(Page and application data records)

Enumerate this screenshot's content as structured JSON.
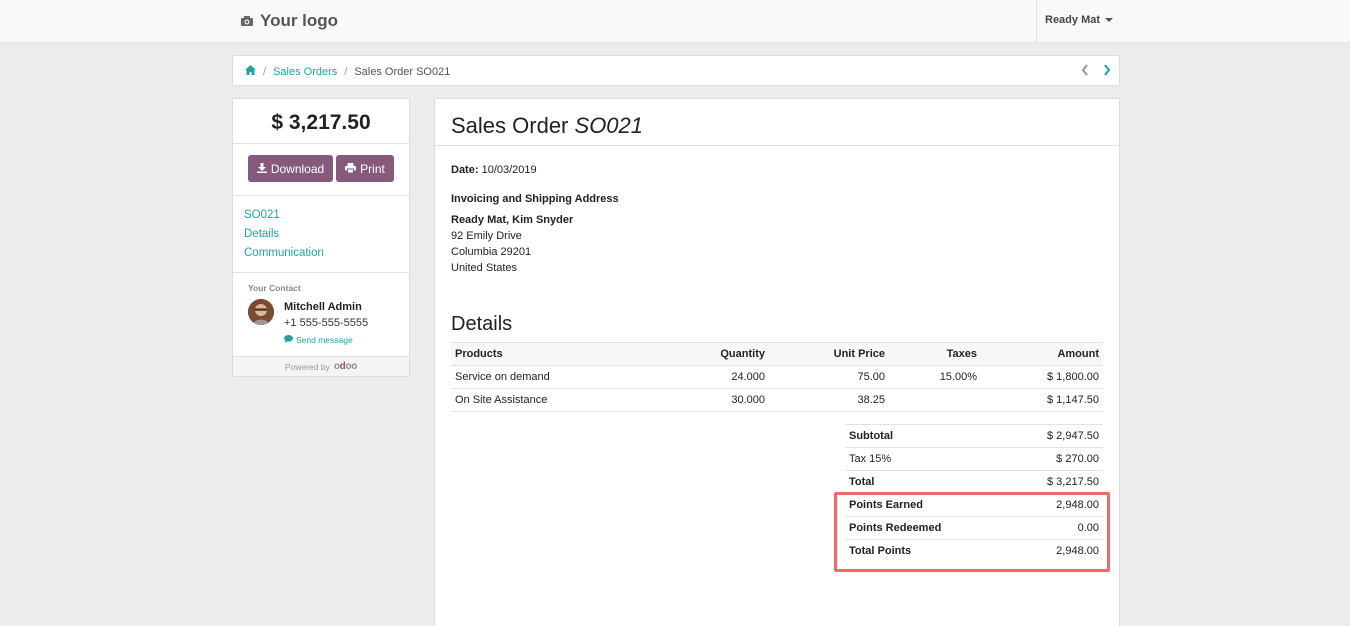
{
  "header": {
    "logo_text": "Your logo",
    "user_name": "Ready Mat"
  },
  "breadcrumb": {
    "items": [
      "Sales Orders",
      "Sales Order SO021"
    ]
  },
  "sidebar": {
    "total": "$ 3,217.50",
    "download_label": "Download",
    "print_label": "Print",
    "links": [
      "SO021",
      "Details",
      "Communication"
    ],
    "contact_title": "Your Contact",
    "contact_name": "Mitchell Admin",
    "contact_phone": "+1 555-555-5555",
    "send_message": "Send message",
    "powered_by": "Powered by",
    "brand": "odoo"
  },
  "order": {
    "title": "Sales Order",
    "number": "SO021",
    "date_label": "Date:",
    "date": "10/03/2019",
    "address_title": "Invoicing and Shipping Address",
    "address_name": "Ready Mat, Kim Snyder",
    "address_lines": [
      "92 Emily Drive",
      "Columbia 29201",
      "United States"
    ],
    "details_title": "Details"
  },
  "table": {
    "columns": [
      "Products",
      "Quantity",
      "Unit Price",
      "Taxes",
      "Amount"
    ],
    "rows": [
      [
        "Service on demand",
        "24.000",
        "75.00",
        "15.00%",
        "$ 1,800.00"
      ],
      [
        "On Site Assistance",
        "30.000",
        "38.25",
        "",
        "$ 1,147.50"
      ]
    ]
  },
  "totals": [
    {
      "label": "Subtotal",
      "value": "$ 2,947.50",
      "bold": true
    },
    {
      "label": "Tax 15%",
      "value": "$ 270.00",
      "bold": false
    },
    {
      "label": "Total",
      "value": "$ 3,217.50",
      "bold": true
    },
    {
      "label": "Points Earned",
      "value": "2,948.00",
      "bold": true
    },
    {
      "label": "Points Redeemed",
      "value": "0.00",
      "bold": true
    },
    {
      "label": "Total Points",
      "value": "2,948.00",
      "bold": true
    }
  ],
  "colors": {
    "accent": "#21a3a1",
    "button": "#875a7b",
    "highlight": "#f2696a"
  }
}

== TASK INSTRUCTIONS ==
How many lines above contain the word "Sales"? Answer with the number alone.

== EXPECTED ANSWER ==
3